- **Task brief**
Look through the entries below and count the lines with "name" in them; the reply is the number alone.

*** Available records ***

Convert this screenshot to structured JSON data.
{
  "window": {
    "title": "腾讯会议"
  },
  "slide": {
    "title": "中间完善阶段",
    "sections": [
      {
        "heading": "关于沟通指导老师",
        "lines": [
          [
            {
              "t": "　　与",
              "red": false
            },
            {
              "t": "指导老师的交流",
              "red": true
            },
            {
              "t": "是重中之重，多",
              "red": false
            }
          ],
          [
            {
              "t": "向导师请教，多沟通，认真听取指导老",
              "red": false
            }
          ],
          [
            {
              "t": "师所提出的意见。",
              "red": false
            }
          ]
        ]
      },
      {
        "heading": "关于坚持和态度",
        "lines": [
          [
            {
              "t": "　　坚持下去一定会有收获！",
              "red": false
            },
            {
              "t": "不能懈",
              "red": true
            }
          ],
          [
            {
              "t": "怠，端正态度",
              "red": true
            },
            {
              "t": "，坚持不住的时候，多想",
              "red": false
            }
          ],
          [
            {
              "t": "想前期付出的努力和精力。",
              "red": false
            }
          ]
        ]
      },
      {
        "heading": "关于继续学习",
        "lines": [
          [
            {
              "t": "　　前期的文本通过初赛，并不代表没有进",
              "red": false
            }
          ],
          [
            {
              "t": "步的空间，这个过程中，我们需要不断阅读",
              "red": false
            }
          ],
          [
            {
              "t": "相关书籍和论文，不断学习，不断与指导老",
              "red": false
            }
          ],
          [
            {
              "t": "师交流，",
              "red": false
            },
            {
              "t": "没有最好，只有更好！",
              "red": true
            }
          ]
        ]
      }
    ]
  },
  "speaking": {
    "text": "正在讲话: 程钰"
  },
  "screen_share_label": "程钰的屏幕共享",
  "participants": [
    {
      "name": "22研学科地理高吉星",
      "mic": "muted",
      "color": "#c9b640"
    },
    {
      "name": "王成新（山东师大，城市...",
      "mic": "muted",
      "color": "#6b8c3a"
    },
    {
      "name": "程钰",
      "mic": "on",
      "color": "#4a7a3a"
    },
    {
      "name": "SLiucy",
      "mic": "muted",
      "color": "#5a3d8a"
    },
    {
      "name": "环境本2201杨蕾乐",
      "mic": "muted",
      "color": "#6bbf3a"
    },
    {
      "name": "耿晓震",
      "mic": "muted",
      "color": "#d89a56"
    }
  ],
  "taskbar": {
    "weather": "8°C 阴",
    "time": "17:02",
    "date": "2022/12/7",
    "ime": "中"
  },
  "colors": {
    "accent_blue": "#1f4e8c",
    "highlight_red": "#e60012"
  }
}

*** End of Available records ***

- **Answer to this task**
6